* Task prompt *
Filter the entries for the word "Player". Copy each line that has it.

* Exercise data *
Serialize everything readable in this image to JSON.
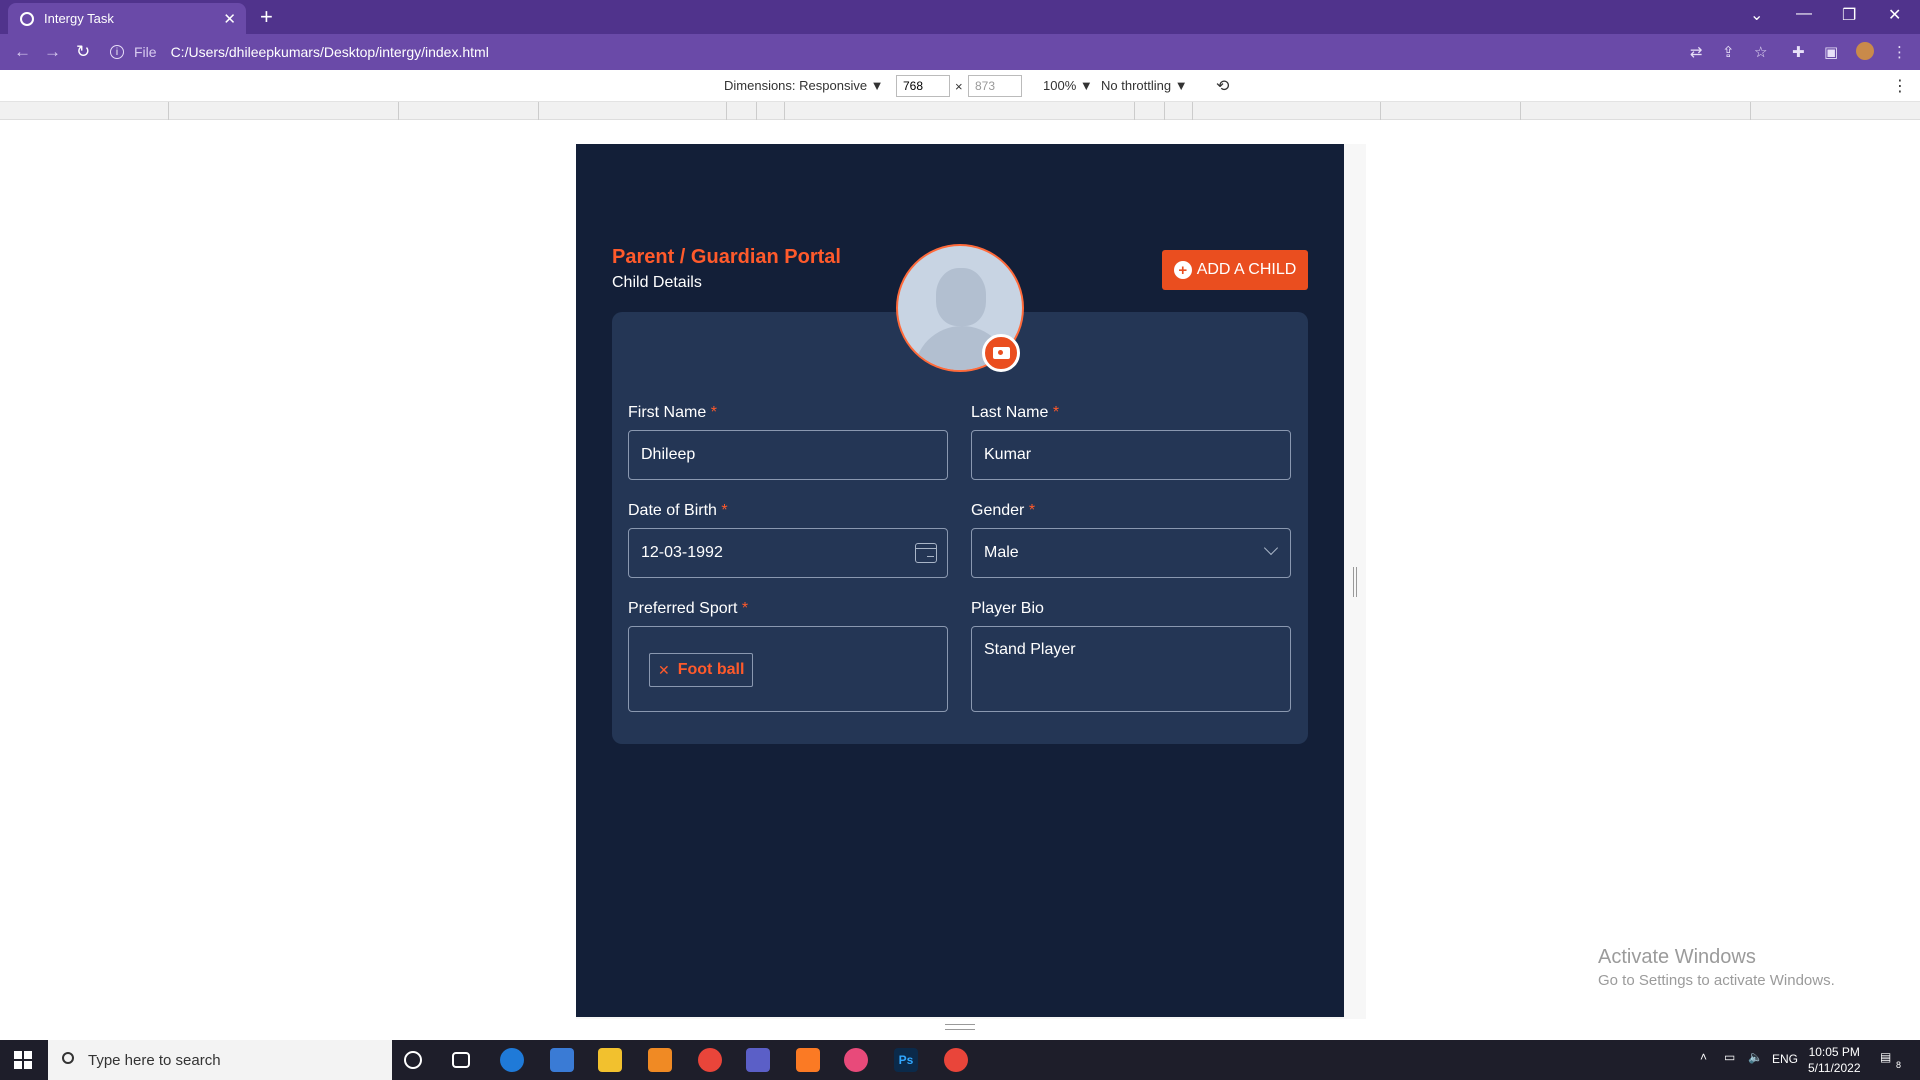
{
  "browser": {
    "tab_title": "Intergy Task",
    "address_prefix": "File",
    "url": "C:/Users/dhileepkumars/Desktop/intergy/index.html"
  },
  "devtools": {
    "dimensions_label": "Dimensions: Responsive ▼",
    "width_value": "768",
    "times": "×",
    "height_value": "873",
    "zoom": "100% ▼",
    "throttling": "No throttling ▼"
  },
  "page": {
    "portal_title": "Parent / Guardian Portal",
    "subtitle": "Child Details",
    "add_child_label": "ADD A CHILD",
    "required_marker": "*",
    "fields": {
      "first_name_label": "First Name",
      "first_name_value": "Dhileep",
      "last_name_label": "Last Name",
      "last_name_value": "Kumar",
      "dob_label": "Date of Birth",
      "dob_value": "12-03-1992",
      "gender_label": "Gender",
      "gender_value": "Male",
      "sport_label": "Preferred Sport",
      "sport_chip": "Foot ball",
      "bio_label": "Player Bio",
      "bio_value": "Stand Player"
    }
  },
  "watermark": {
    "title": "Activate Windows",
    "sub": "Go to Settings to activate Windows."
  },
  "taskbar": {
    "search_placeholder": "Type here to search",
    "lang": "ENG",
    "time": "10:05 PM",
    "date": "5/11/2022",
    "notif_count": "8"
  },
  "colors": {
    "accent": "#ea4e1f",
    "page_bg": "#131f38",
    "card_bg": "#243655",
    "browser_purple": "#50338c"
  }
}
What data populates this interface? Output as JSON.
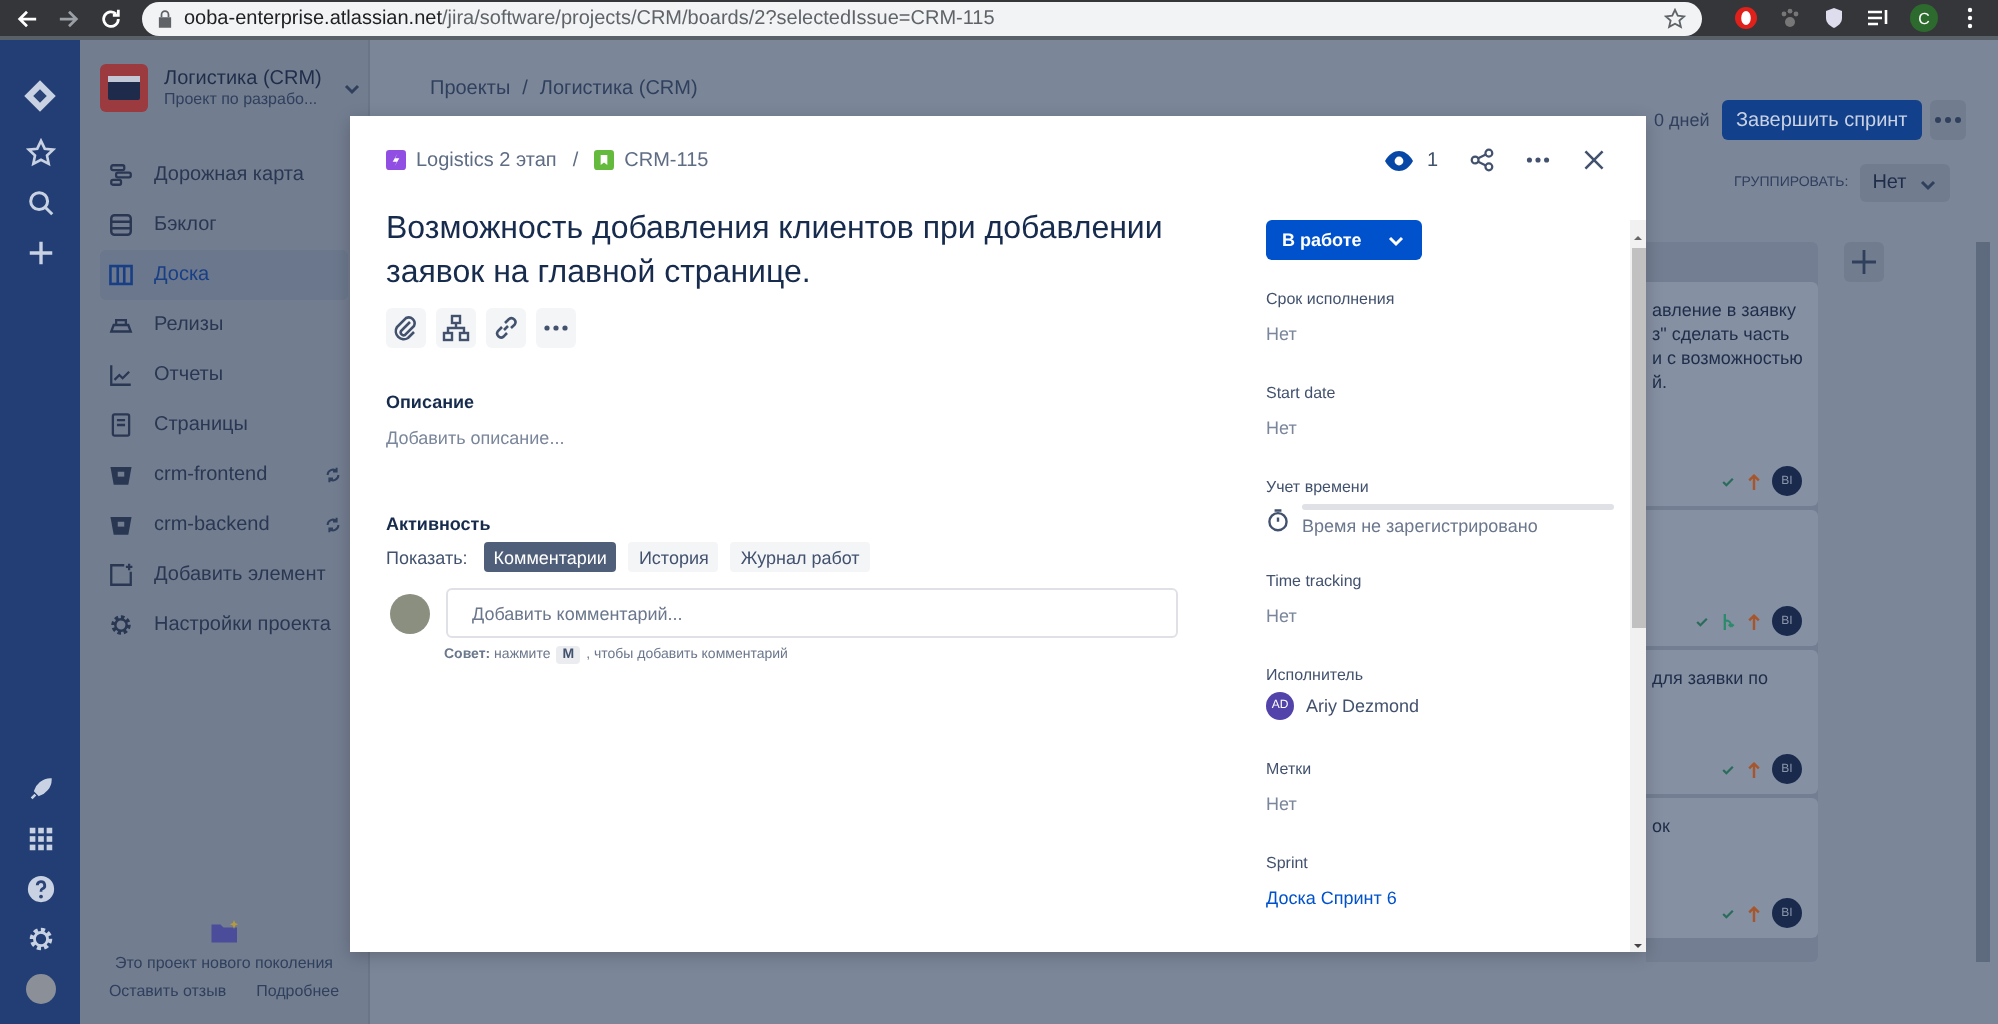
{
  "browser": {
    "url_host": "ooba-enterprise.atlassian.net",
    "url_path": "/jira/software/projects/CRM/boards/2?selectedIssue=CRM-115",
    "profile_initial": "C"
  },
  "project": {
    "name": "Логистика (CRM)",
    "subtitle": "Проект по разрабо..."
  },
  "sidebar": {
    "items": [
      {
        "kind": "roadmap",
        "label": "Дорожная карта",
        "selected": false,
        "sync": false
      },
      {
        "kind": "backlog",
        "label": "Бэклог",
        "selected": false,
        "sync": false
      },
      {
        "kind": "board",
        "label": "Доска",
        "selected": true,
        "sync": false
      },
      {
        "kind": "releases",
        "label": "Релизы",
        "selected": false,
        "sync": false
      },
      {
        "kind": "reports",
        "label": "Отчеты",
        "selected": false,
        "sync": false
      },
      {
        "kind": "pages",
        "label": "Страницы",
        "selected": false,
        "sync": false
      },
      {
        "kind": "repo",
        "label": "crm-frontend",
        "selected": false,
        "sync": true
      },
      {
        "kind": "repo",
        "label": "crm-backend",
        "selected": false,
        "sync": true
      },
      {
        "kind": "add",
        "label": "Добавить элемент",
        "selected": false,
        "sync": false
      },
      {
        "kind": "settings",
        "label": "Настройки проекта",
        "selected": false,
        "sync": false
      }
    ],
    "footer_text": "Это проект нового поколения",
    "footer_links": [
      "Оставить отзыв",
      "Подробнее"
    ]
  },
  "board": {
    "breadcrumbs": [
      "Проекты",
      "Логистика (CRM)"
    ],
    "breadcrumb_separator": "/",
    "days_left": "0 дней",
    "complete_button": "Завершить спринт",
    "group_label": "ГРУППИРОВАТЬ:",
    "group_value": "Нет",
    "cards": [
      {
        "text": "авление в заявку\nз\" сделать часть\nи с возможностью\nй.",
        "branch": false,
        "assignee": "BI"
      },
      {
        "branch": true,
        "assignee": "BI"
      },
      {
        "text": "для заявки по",
        "branch": false,
        "assignee": "BI"
      },
      {
        "text": "ок",
        "branch": false,
        "assignee": "BI"
      }
    ]
  },
  "issue": {
    "breadcrumbs": [
      {
        "kind": "epic",
        "label": "Logistics 2 этап"
      },
      {
        "kind": "story",
        "label": "CRM-115"
      }
    ],
    "breadcrumb_separator": "/",
    "watchers": "1",
    "title": "Возможность добавления клиентов при добавлении заявок на главной странице.",
    "description": {
      "label": "Описание",
      "placeholder": "Добавить описание..."
    },
    "activity": {
      "label": "Активность",
      "show_label": "Показать:",
      "filters": [
        {
          "label": "Комментарии",
          "selected": true
        },
        {
          "label": "История",
          "selected": false
        },
        {
          "label": "Журнал работ",
          "selected": false
        }
      ],
      "comment_placeholder": "Добавить комментарий...",
      "tip_before": "**Совет:** нажмите",
      "tip_key": "M",
      "tip_after": ", чтобы добавить комментарий"
    },
    "status": "В работе",
    "fields": [
      {
        "kind": "text",
        "label": "Срок исполнения",
        "value": "Нет"
      },
      {
        "kind": "text",
        "label": "Start date",
        "value": "Нет"
      },
      {
        "kind": "time",
        "label": "Учет времени",
        "value": "Время не зарегистрировано",
        "level": 0
      },
      {
        "kind": "text",
        "label": "Time tracking",
        "value": "Нет"
      },
      {
        "kind": "user",
        "label": "Исполнитель",
        "initials": "AD",
        "value": "Ariy Dezmond"
      },
      {
        "kind": "text",
        "label": "Метки",
        "value": "Нет"
      },
      {
        "kind": "link",
        "label": "Sprint",
        "value": "Доска Спринт 6"
      }
    ]
  }
}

* Response *
      "bio_label": "Player Bio",
      "bio_value": "Stand Player"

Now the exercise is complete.